Sometimes being good at dealing with conflict can be a gift and a curse, as I can help a lot people, but sometimes I tend to avoid conflict even when it is necessary. That is my weakness and it is a positive benefit of conflict because when you talk things out you realize where you and your partner stand, also it lowers stress, as one is not repressing his/her feelings from the other. Conflict occurs when people are interdependent in other words your actions has consequences on another human being. For example, if my girlfriend is sad it has an affect on my mood.
Conflict can also occur if two people are chasing different goals. If my girlfriend wants to live in a house and I want to live in an apartment we will have conflict as if one goal is achieved the other cannot be achieved. There are 4 categories of conflict: goals to be pursued (house or apartment), allocation of resources such as money or time, decisions to be made (buy the house or apartment which impacts whether you either work full time or go to college), and acceptable or unacceptable behaviours.
Though I’m good at dealing with conflict in my personal life, it is difficult and a weakness of mine of dealing with it in my work. Particularly because I’m at a job that I really enjoy and do not want to go against the grain because I do not want to get fired or thought less of. Sometimes I disagree with something that my boss proposes, but I do not want to disagree in fear that he will get offended. Thus if there is a conflict in my workplace or a chance of a potential conflict, just avoid it.
I understand that conflict is not bad in the workplace and I will try to work on that particular issue because if I’m not being myself and authentic, then how important is the money? In addition the positive benefits of conflicts are to examine that otherwise might be avoided (for instance if my boss’ proposition is bad for the company I would helping the company if I offered a different alternative). There are five strategies of dealing with conflict: the first one is fighting actively which is instead of avoiding the conflict talking about it openly and honestly.
The second strategy is talking about the conflict and actually listening with an open mind. The third strategy is evaluation; that is instead of judging what the other person is saying, also changing the language from “you to l”, thus one accepts responsibility for this conflict. Changing you messages into I messages is productive because it reduces defensiveness while also making it safe for the other person to talk about the conflict openly and honestly.
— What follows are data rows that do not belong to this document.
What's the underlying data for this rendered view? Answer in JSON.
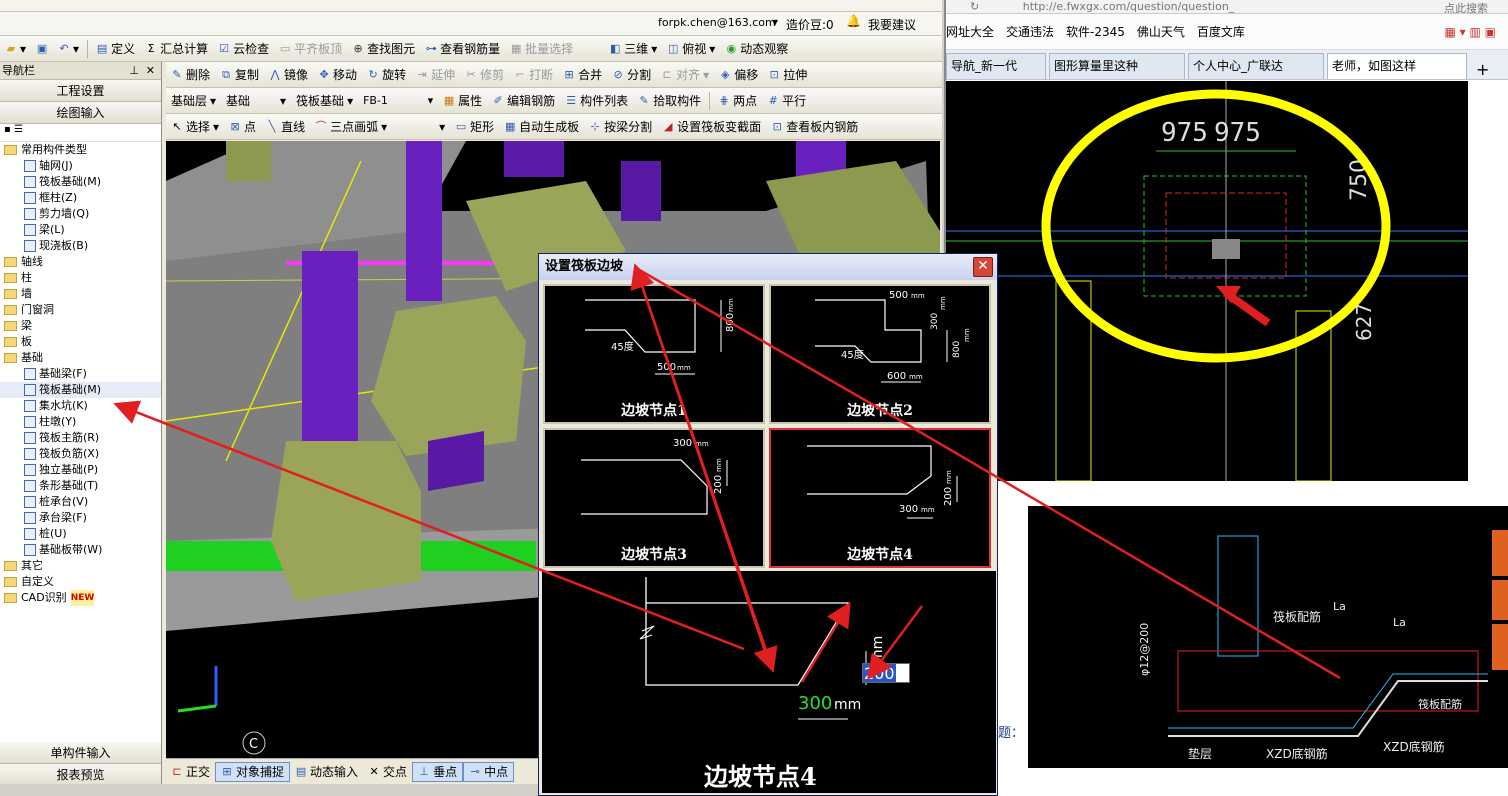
{
  "account": {
    "email": "forpk.chen@163.com",
    "credit": "造价豆:0",
    "suggest": "我要建议"
  },
  "toolbar1": {
    "define": "定义",
    "sum": "汇总计算",
    "cloud": "云检查",
    "flat": "平齐板顶",
    "find": "查找图元",
    "view_rebar": "查看钢筋量",
    "batch": "批量选择",
    "view3d": "三维",
    "overlook": "俯视",
    "dyn": "动态观察"
  },
  "toolbar2": {
    "delete": "删除",
    "copy": "复制",
    "mirror": "镜像",
    "move": "移动",
    "rotate": "旋转",
    "extend": "延伸",
    "trim": "修剪",
    "break": "打断",
    "merge": "合并",
    "split": "分割",
    "align": "对齐",
    "offset": "偏移",
    "stretch": "拉伸"
  },
  "toolbar3": {
    "layer": "基础层",
    "category": "基础",
    "type": "筏板基础",
    "item": "FB-1",
    "props": "属性",
    "edit_rebar": "编辑钢筋",
    "list": "构件列表",
    "pick": "拾取构件",
    "twopoint": "两点",
    "parallel": "平行"
  },
  "toolbar4": {
    "select": "选择",
    "point": "点",
    "line": "直线",
    "arc": "三点画弧",
    "rect": "矩形",
    "auto": "自动生成板",
    "beam_split": "按梁分割",
    "set_slope": "设置筏板变截面",
    "view_inner": "查看板内钢筋"
  },
  "nav": {
    "title": "导航栏",
    "project": "工程设置",
    "draw": "绘图输入",
    "single": "单构件输入",
    "report": "报表预览",
    "tree": [
      {
        "label": "常用构件类型",
        "level": 0,
        "folder": true
      },
      {
        "label": "轴网(J)",
        "level": 1
      },
      {
        "label": "筏板基础(M)",
        "level": 1
      },
      {
        "label": "框柱(Z)",
        "level": 1
      },
      {
        "label": "剪力墙(Q)",
        "level": 1
      },
      {
        "label": "梁(L)",
        "level": 1
      },
      {
        "label": "现浇板(B)",
        "level": 1
      },
      {
        "label": "轴线",
        "level": 0,
        "folder": true
      },
      {
        "label": "柱",
        "level": 0,
        "folder": true
      },
      {
        "label": "墙",
        "level": 0,
        "folder": true
      },
      {
        "label": "门窗洞",
        "level": 0,
        "folder": true
      },
      {
        "label": "梁",
        "level": 0,
        "folder": true
      },
      {
        "label": "板",
        "level": 0,
        "folder": true
      },
      {
        "label": "基础",
        "level": 0,
        "folder": true
      },
      {
        "label": "基础梁(F)",
        "level": 1
      },
      {
        "label": "筏板基础(M)",
        "level": 1
      },
      {
        "label": "集水坑(K)",
        "level": 1
      },
      {
        "label": "柱墩(Y)",
        "level": 1
      },
      {
        "label": "筏板主筋(R)",
        "level": 1
      },
      {
        "label": "筏板负筋(X)",
        "level": 1
      },
      {
        "label": "独立基础(P)",
        "level": 1
      },
      {
        "label": "条形基础(T)",
        "level": 1
      },
      {
        "label": "桩承台(V)",
        "level": 1
      },
      {
        "label": "承台梁(F)",
        "level": 1
      },
      {
        "label": "桩(U)",
        "level": 1
      },
      {
        "label": "基础板带(W)",
        "level": 1
      },
      {
        "label": "其它",
        "level": 0,
        "folder": true
      },
      {
        "label": "自定义",
        "level": 0,
        "folder": true
      },
      {
        "label": "CAD识别",
        "level": 0,
        "folder": true
      }
    ],
    "new_badge": "NEW"
  },
  "status": {
    "ortho": "正交",
    "snap": "对象捕捉",
    "dyn_input": "动态输入",
    "intersect": "交点",
    "perp": "垂点",
    "mid": "中点"
  },
  "browser": {
    "url": "http://e.fwxgx.com/question/question_",
    "search": "点此搜索",
    "favorites": [
      "网址大全",
      "交通违法",
      "软件-2345",
      "佛山天气",
      "百度文库"
    ],
    "tabs": [
      "导航_新一代",
      "图形算量里这种",
      "个人中心_广联达",
      "老师，如图这样"
    ],
    "q_char": "题："
  },
  "cad_top": {
    "dim1": "975",
    "dim2": "975",
    "dim3": "750",
    "dim4": "627"
  },
  "cad_bottom": {
    "l1": "筏板配筋",
    "l2": "La",
    "l3": "La",
    "l4": "φ12@200",
    "l5": "筏板配筋",
    "l6": "XZD底钢筋",
    "l7": "垫层",
    "l8": "XZD底钢筋"
  },
  "dialog": {
    "title": "设置筏板边坡",
    "close": "✕",
    "nodes": [
      {
        "label": "边坡节点1",
        "deg": "45度",
        "w": "500",
        "h": "800",
        "unit": "mm"
      },
      {
        "label": "边坡节点2",
        "deg": "45度",
        "w": "600",
        "top": "500",
        "h1": "300",
        "h2": "800",
        "unit": "mm"
      },
      {
        "label": "边坡节点3",
        "w": "300",
        "h": "200",
        "unit": "mm"
      },
      {
        "label": "边坡节点4",
        "w": "300",
        "h": "200",
        "unit": "mm"
      }
    ],
    "big": {
      "label": "边坡节点4",
      "w": "300",
      "unit": "mm",
      "input": "200",
      "vunit": "mm"
    }
  },
  "colors": {
    "accent": "#e02020",
    "highlight": "#ffff00",
    "cad_green": "#00ff00"
  }
}
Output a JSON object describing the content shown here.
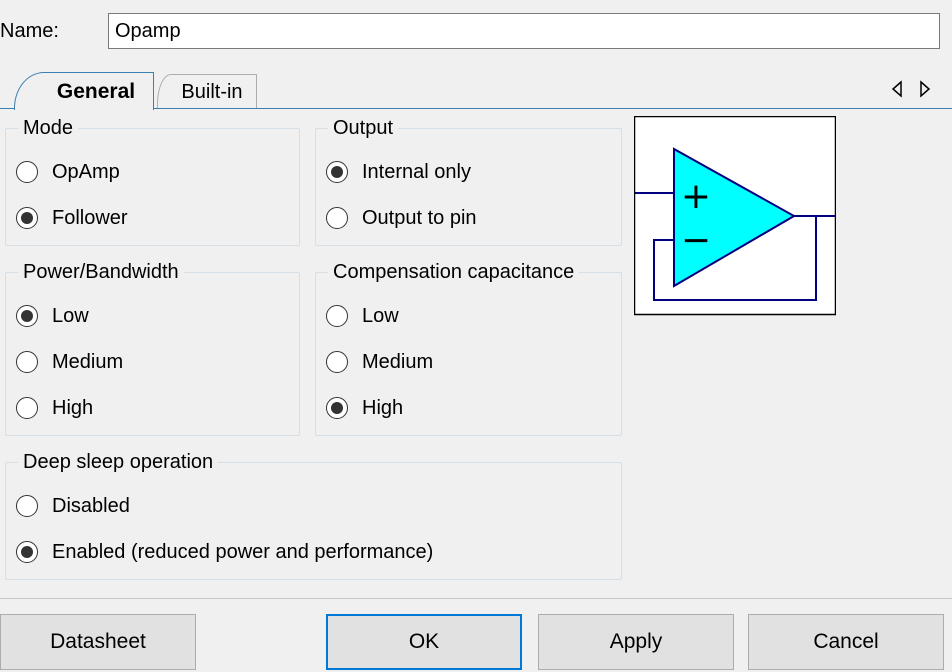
{
  "name_row": {
    "label": "Name:",
    "value": "Opamp"
  },
  "tabs": [
    {
      "label": "General",
      "active": true
    },
    {
      "label": "Built-in",
      "active": false
    }
  ],
  "tab_scroll": {
    "left_icon": "triangle-left-icon",
    "right_icon": "triangle-right-icon"
  },
  "groups": {
    "mode": {
      "title": "Mode",
      "options": [
        {
          "label": "OpAmp",
          "checked": false
        },
        {
          "label": "Follower",
          "checked": true
        }
      ]
    },
    "output": {
      "title": "Output",
      "options": [
        {
          "label": "Internal only",
          "checked": true
        },
        {
          "label": "Output to pin",
          "checked": false
        }
      ]
    },
    "power": {
      "title": "Power/Bandwidth",
      "options": [
        {
          "label": "Low",
          "checked": true
        },
        {
          "label": "Medium",
          "checked": false
        },
        {
          "label": "High",
          "checked": false
        }
      ]
    },
    "compensation": {
      "title": "Compensation capacitance",
      "options": [
        {
          "label": "Low",
          "checked": false
        },
        {
          "label": "Medium",
          "checked": false
        },
        {
          "label": "High",
          "checked": true
        }
      ]
    },
    "deep_sleep": {
      "title": "Deep sleep operation",
      "options": [
        {
          "label": "Disabled",
          "checked": false
        },
        {
          "label": "Enabled (reduced power and performance)",
          "checked": true
        }
      ]
    }
  },
  "diagram": {
    "icon": "opamp-follower-icon",
    "plus_sign": "+",
    "minus_sign": "−",
    "colors": {
      "triangle_fill": "#00ffff",
      "wire": "#000080"
    }
  },
  "buttons": {
    "datasheet": "Datasheet",
    "ok": "OK",
    "apply": "Apply",
    "cancel": "Cancel"
  },
  "colors": {
    "tab_border": "#3c7fb1",
    "focus_border": "#0078d7"
  }
}
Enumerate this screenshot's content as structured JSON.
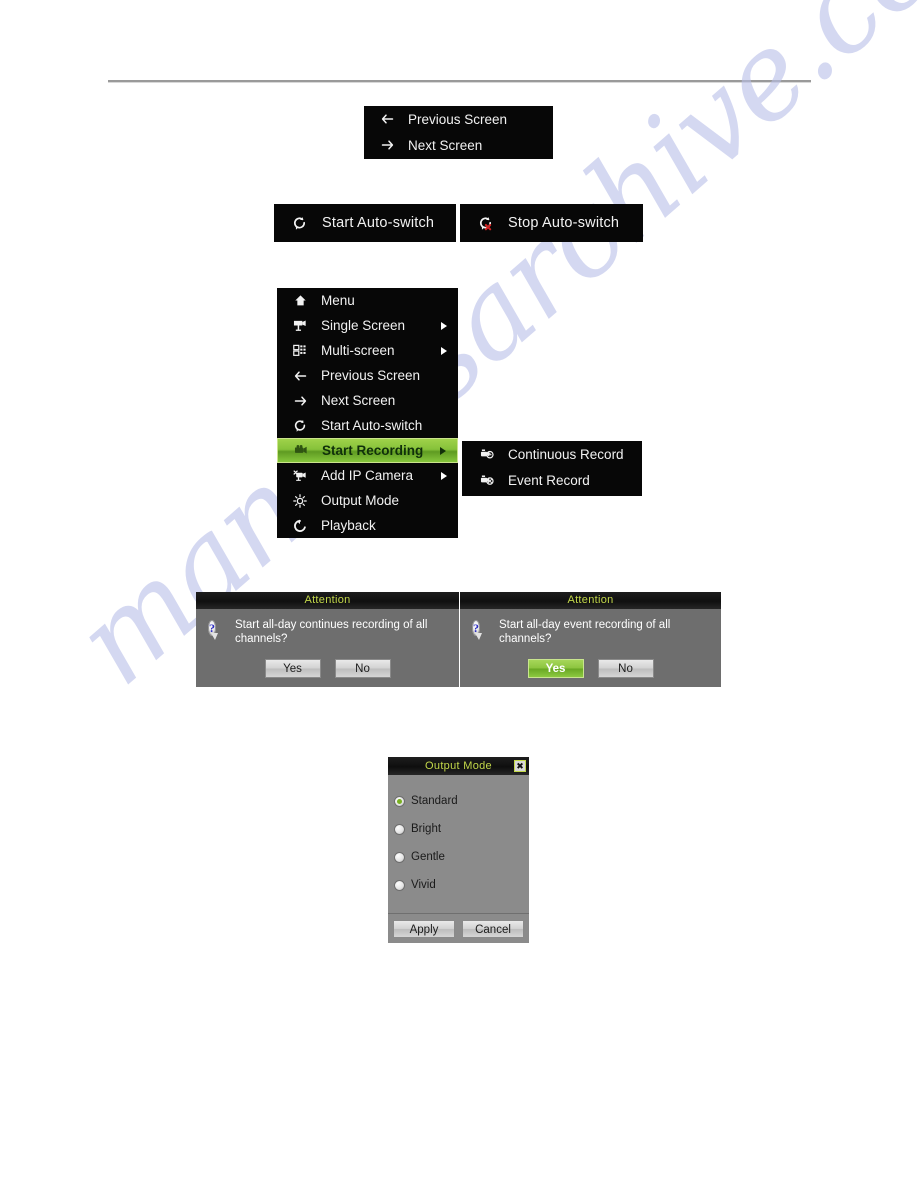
{
  "page": {
    "watermark_text": "manualsarchive.com"
  },
  "prev_next_panel": {
    "items": [
      {
        "label": "Previous Screen",
        "icon": "arrow-left-icon"
      },
      {
        "label": "Next Screen",
        "icon": "arrow-right-icon"
      }
    ]
  },
  "autoswitch": {
    "start": {
      "label": "Start Auto-switch",
      "icon": "refresh-icon"
    },
    "stop": {
      "label": "Stop Auto-switch",
      "icon": "refresh-stop-icon"
    }
  },
  "context_menu": {
    "items": [
      {
        "label": "Menu",
        "icon": "home-icon",
        "arrow": false,
        "highlighted": false
      },
      {
        "label": "Single Screen",
        "icon": "camera-icon",
        "arrow": true,
        "highlighted": false
      },
      {
        "label": "Multi-screen",
        "icon": "grid-icon",
        "arrow": true,
        "highlighted": false
      },
      {
        "label": "Previous Screen",
        "icon": "arrow-left-icon",
        "arrow": false,
        "highlighted": false
      },
      {
        "label": "Next Screen",
        "icon": "arrow-right-icon",
        "arrow": false,
        "highlighted": false
      },
      {
        "label": "Start Auto-switch",
        "icon": "refresh-icon",
        "arrow": false,
        "highlighted": false
      },
      {
        "label": "Start Recording",
        "icon": "record-icon",
        "arrow": true,
        "highlighted": true
      },
      {
        "label": "Add IP Camera",
        "icon": "ip-camera-icon",
        "arrow": true,
        "highlighted": false
      },
      {
        "label": "Output Mode",
        "icon": "brightness-icon",
        "arrow": false,
        "highlighted": false
      },
      {
        "label": "Playback",
        "icon": "playback-icon",
        "arrow": false,
        "highlighted": false
      }
    ]
  },
  "record_submenu": {
    "items": [
      {
        "label": "Continuous Record",
        "icon": "continuous-record-icon"
      },
      {
        "label": "Event Record",
        "icon": "event-record-icon"
      }
    ]
  },
  "dialog_continuous": {
    "title": "Attention",
    "icon": "question-icon",
    "message": "Start all-day continues recording of all channels?",
    "yes_label": "Yes",
    "no_label": "No",
    "focused_button": "none"
  },
  "dialog_event": {
    "title": "Attention",
    "icon": "question-icon",
    "message": "Start all-day event recording of all channels?",
    "yes_label": "Yes",
    "no_label": "No",
    "focused_button": "Yes"
  },
  "output_mode_dialog": {
    "title": "Output Mode",
    "close_label": "✖",
    "options": [
      {
        "label": "Standard",
        "selected": true
      },
      {
        "label": "Bright",
        "selected": false
      },
      {
        "label": "Gentle",
        "selected": false
      },
      {
        "label": "Vivid",
        "selected": false
      }
    ],
    "apply_label": "Apply",
    "cancel_label": "Cancel"
  },
  "colors": {
    "accent_green": "#8cc53f",
    "title_text": "#c3d84a",
    "panel_black": "#070707",
    "dialog_gray": "#6e6e6e",
    "watermark": "#b9bfe8",
    "stop_red": "#cc2222"
  }
}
Although I’m good at listening to my friends and family I tend to be poor at listening during work.
For instance if I’m talking to a client sometimes I zone out and just respond on autopilot (cliche speak). There was this one time a co-worker was talking to me, but I was so busy in my paper work that I pretended to listen by nodding and using facial expressions as it turned out my co-worker told me to tell our boss that she was leaving early to pick up her children; I forgot to tell him (he was away when she left) and as a result he got very angry and scolded her which made her very humiliated and made me feel terrible.
I think I’m a poor listener at work because I tend to be a perfectionist so I focus on the task at hand too much. Since my boss uses the delegate style of leadership I put a ton of pressure on myself to complete the task thus I have to do a better job in the future of focusing on the task while also listening to co-workers and helping them as well. I tend to be a independent worker so I have to become better at being a interdependent person in the workplace and work better in teams. Thus I can unlock my highest potential while at the same time help someone reach his or her highest potential.